── Input records ──

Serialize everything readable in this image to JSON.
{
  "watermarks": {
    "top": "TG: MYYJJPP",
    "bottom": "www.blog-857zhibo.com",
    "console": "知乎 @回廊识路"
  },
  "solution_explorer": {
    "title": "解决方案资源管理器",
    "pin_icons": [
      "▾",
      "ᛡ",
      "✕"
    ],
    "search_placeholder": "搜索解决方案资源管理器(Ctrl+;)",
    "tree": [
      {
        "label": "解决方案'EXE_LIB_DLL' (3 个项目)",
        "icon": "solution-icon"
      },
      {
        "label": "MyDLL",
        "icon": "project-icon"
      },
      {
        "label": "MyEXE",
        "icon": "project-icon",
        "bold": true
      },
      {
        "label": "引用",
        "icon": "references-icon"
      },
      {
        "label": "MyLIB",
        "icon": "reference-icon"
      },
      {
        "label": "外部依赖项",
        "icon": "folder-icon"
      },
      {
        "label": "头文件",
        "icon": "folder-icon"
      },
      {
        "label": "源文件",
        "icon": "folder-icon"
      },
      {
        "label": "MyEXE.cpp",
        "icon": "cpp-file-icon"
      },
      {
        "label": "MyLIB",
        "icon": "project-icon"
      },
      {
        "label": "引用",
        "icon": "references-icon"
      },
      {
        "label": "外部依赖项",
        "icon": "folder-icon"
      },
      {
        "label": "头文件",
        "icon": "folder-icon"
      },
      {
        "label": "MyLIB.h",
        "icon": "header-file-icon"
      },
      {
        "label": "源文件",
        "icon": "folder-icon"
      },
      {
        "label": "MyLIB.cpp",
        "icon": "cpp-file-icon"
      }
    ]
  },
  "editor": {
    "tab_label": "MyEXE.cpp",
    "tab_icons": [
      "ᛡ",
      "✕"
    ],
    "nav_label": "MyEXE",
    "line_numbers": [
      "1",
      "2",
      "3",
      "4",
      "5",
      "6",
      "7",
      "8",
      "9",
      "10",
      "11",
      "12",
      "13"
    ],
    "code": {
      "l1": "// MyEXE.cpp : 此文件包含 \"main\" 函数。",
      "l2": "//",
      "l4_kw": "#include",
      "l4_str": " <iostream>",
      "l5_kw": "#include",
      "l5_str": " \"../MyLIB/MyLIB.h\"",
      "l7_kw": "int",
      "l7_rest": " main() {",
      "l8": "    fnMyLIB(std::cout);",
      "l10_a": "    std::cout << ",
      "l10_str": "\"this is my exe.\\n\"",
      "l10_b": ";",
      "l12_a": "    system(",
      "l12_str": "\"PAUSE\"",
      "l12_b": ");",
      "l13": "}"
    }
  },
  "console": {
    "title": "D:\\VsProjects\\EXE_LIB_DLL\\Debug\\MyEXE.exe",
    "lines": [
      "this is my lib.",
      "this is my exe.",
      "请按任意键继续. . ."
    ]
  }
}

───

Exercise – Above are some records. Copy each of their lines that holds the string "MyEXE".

Task response –
        "label": "MyEXE",
        "label": "MyEXE.cpp",
    "tab_label": "MyEXE.cpp",
    "nav_label": "MyEXE",
      "l1": "// MyEXE.cpp : 此文件包含 \"main\" 函数。",
    "title": "D:\\VsProjects\\EXE_LIB_DLL\\Debug\\MyEXE.exe",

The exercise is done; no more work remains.